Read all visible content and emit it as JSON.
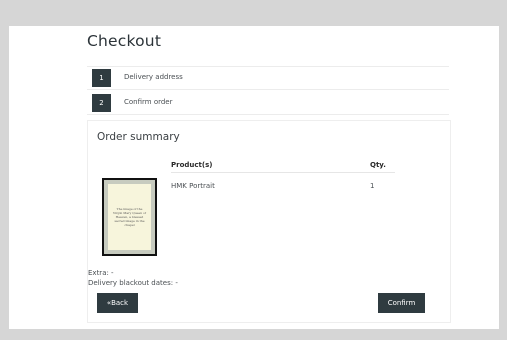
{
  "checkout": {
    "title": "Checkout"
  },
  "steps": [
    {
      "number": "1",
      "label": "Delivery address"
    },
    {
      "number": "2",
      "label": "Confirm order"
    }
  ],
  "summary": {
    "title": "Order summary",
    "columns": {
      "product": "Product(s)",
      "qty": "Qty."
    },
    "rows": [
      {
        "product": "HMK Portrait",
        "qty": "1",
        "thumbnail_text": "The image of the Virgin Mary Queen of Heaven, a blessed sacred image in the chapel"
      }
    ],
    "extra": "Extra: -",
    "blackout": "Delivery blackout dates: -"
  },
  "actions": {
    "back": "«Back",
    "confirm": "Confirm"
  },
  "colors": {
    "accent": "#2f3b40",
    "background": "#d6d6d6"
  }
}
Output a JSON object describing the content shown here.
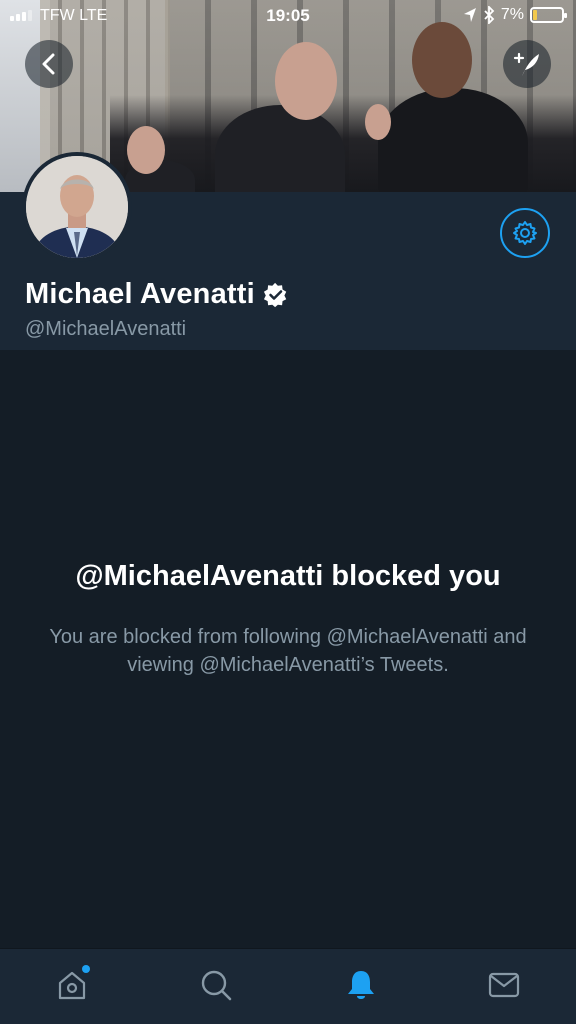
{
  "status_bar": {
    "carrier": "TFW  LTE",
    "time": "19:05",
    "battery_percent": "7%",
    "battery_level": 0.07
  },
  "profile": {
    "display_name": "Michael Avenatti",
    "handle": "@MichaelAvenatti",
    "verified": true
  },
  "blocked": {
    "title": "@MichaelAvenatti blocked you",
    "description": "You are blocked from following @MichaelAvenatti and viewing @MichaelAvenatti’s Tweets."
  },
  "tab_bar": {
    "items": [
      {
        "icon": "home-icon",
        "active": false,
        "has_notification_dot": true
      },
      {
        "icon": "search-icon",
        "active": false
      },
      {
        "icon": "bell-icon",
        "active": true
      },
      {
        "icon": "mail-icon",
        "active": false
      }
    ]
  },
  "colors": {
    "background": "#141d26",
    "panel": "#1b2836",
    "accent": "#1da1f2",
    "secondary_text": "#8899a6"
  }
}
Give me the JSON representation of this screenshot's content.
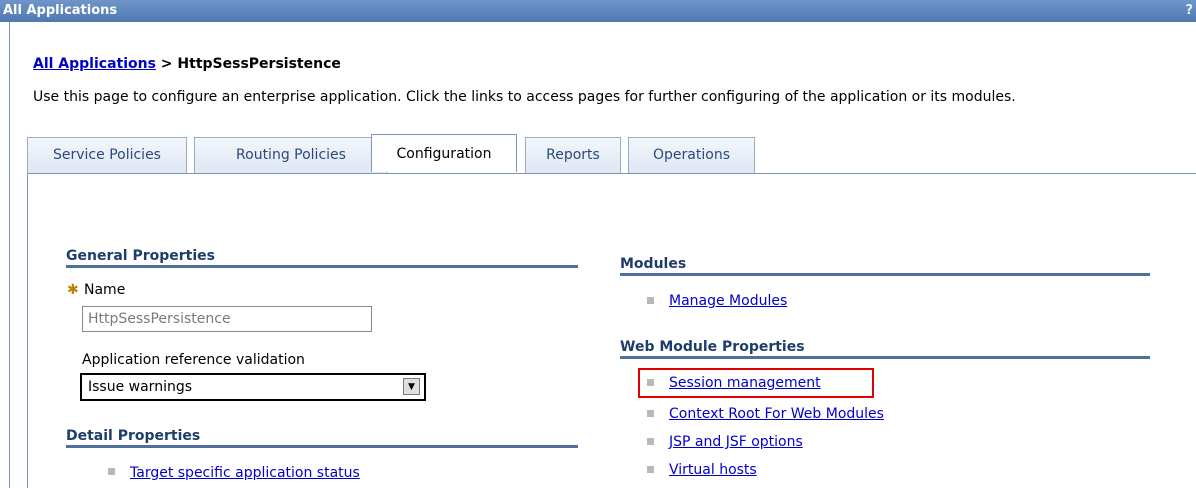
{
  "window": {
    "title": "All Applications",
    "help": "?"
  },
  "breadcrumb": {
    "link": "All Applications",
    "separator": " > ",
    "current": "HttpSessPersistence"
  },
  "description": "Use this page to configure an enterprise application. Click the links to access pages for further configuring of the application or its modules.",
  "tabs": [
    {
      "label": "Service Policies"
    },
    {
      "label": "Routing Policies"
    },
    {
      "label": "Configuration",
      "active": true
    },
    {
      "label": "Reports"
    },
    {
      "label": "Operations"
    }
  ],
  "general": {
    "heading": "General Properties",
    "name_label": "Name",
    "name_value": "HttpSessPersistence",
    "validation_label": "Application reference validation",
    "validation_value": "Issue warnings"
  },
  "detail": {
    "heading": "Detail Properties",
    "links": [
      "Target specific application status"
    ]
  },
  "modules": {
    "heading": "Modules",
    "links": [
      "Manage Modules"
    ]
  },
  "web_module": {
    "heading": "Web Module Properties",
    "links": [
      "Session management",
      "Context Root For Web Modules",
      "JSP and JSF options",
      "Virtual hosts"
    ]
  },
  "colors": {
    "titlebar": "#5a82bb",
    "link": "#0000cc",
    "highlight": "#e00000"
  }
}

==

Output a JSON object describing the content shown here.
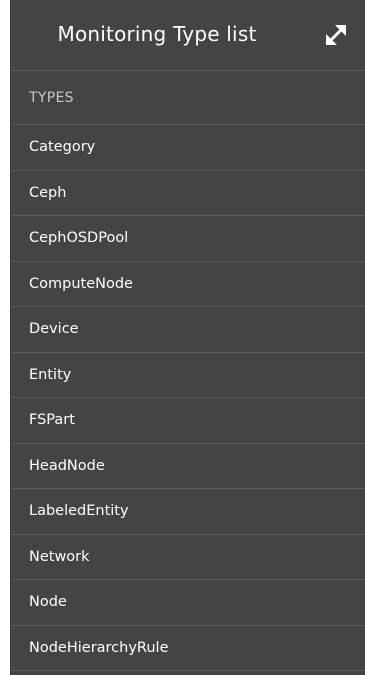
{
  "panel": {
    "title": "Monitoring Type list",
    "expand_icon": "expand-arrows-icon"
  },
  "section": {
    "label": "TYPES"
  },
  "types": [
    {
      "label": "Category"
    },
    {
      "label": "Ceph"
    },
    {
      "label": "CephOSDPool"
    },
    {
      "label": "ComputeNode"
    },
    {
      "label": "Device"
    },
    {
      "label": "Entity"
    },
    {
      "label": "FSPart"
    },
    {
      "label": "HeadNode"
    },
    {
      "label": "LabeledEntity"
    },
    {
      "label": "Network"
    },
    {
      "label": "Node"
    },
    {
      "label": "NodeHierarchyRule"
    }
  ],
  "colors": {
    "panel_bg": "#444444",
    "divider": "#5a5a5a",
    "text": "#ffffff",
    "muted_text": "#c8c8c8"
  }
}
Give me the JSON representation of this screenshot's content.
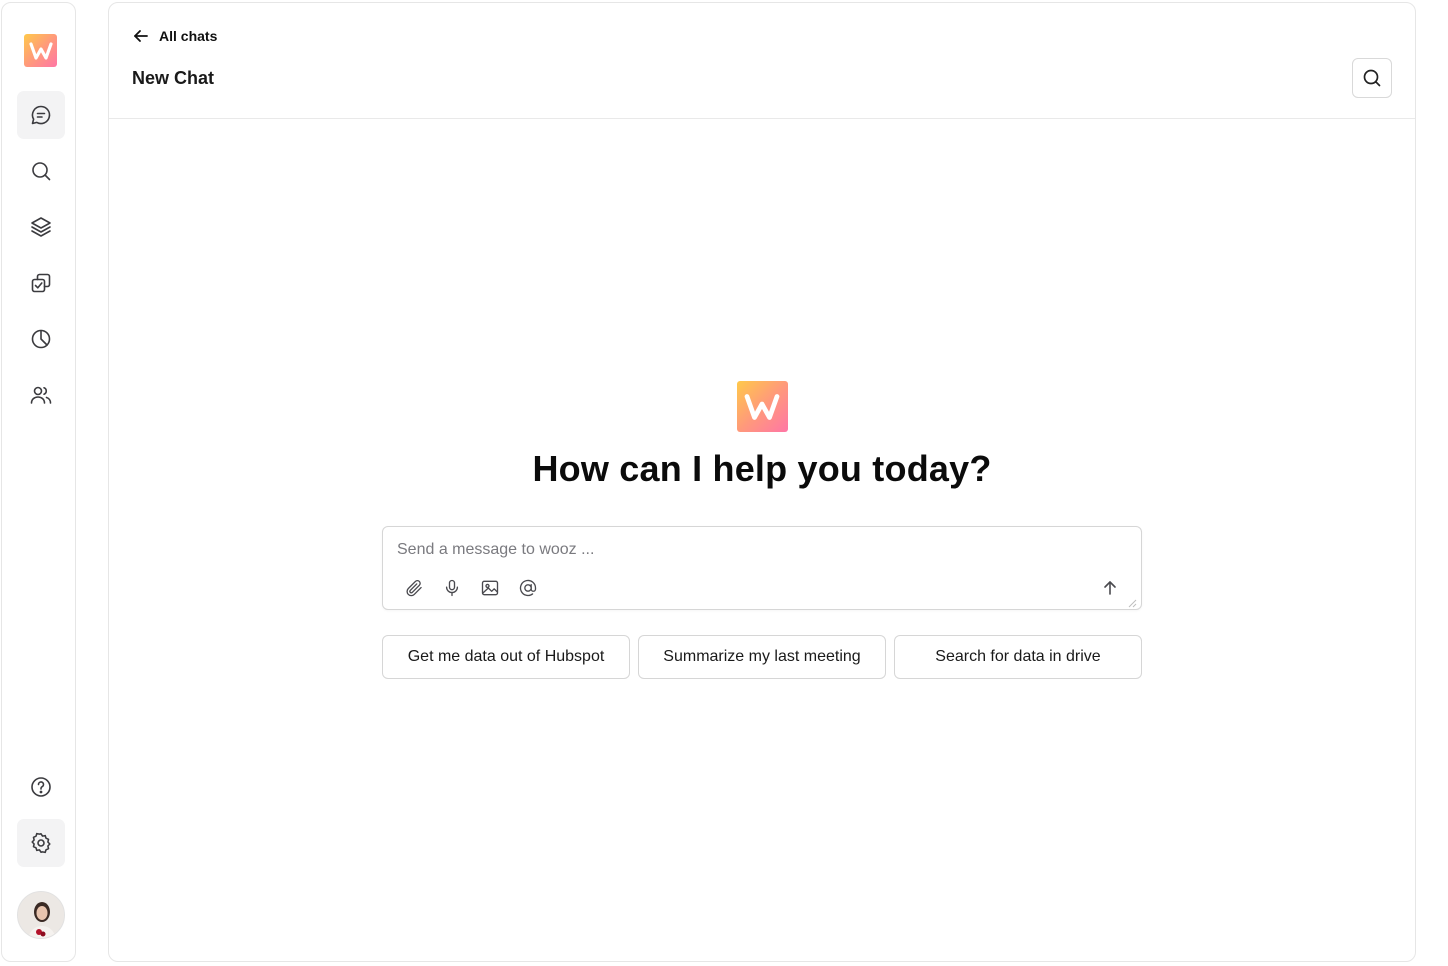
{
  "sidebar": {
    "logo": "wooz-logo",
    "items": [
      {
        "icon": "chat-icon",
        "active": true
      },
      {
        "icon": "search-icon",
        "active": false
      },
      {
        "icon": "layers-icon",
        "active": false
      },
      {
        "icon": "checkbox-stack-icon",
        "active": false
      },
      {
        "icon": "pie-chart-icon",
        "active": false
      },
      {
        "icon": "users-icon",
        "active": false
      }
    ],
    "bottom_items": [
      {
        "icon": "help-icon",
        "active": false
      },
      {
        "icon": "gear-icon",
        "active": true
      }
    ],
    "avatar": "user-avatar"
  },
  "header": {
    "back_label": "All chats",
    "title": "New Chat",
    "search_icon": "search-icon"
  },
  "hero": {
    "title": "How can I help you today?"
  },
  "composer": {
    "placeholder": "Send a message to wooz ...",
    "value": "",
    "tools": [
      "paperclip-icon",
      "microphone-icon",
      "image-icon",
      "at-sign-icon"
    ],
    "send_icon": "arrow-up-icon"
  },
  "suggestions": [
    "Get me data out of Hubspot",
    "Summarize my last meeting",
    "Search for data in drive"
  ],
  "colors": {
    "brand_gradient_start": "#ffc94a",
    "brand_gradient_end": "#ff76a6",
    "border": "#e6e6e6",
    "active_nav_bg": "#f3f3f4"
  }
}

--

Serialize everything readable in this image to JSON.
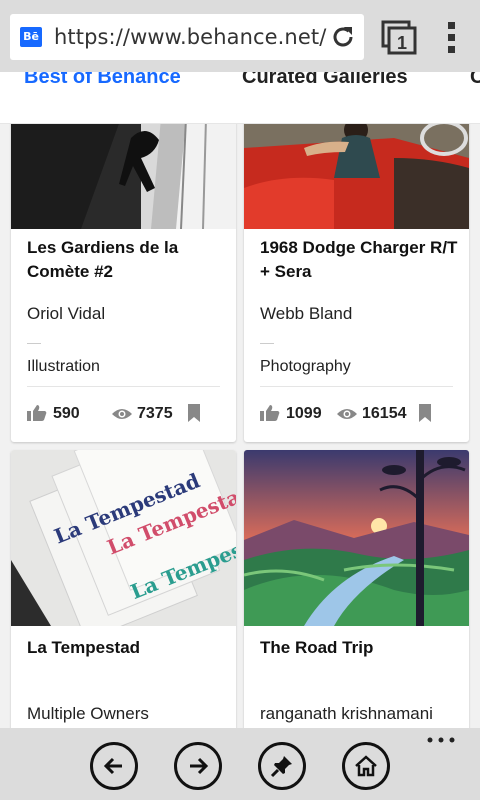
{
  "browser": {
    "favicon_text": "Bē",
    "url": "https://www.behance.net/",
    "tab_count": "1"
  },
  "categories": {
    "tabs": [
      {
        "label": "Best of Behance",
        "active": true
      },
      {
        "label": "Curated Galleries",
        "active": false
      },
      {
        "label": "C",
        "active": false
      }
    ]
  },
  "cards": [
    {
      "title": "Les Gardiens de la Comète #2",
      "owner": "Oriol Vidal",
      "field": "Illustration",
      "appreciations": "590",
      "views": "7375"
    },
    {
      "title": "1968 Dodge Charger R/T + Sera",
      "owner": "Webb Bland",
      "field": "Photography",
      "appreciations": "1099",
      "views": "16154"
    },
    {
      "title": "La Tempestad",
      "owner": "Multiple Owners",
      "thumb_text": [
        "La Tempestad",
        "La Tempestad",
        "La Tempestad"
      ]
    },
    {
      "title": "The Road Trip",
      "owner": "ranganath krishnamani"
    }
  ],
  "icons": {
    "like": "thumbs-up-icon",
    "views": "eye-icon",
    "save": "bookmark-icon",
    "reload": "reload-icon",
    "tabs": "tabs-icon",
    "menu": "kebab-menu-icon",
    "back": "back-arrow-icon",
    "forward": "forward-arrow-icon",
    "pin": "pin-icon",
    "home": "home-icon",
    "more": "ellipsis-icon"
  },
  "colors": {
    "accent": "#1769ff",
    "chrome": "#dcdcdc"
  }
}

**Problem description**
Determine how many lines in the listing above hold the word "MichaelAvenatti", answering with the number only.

**Answer**
3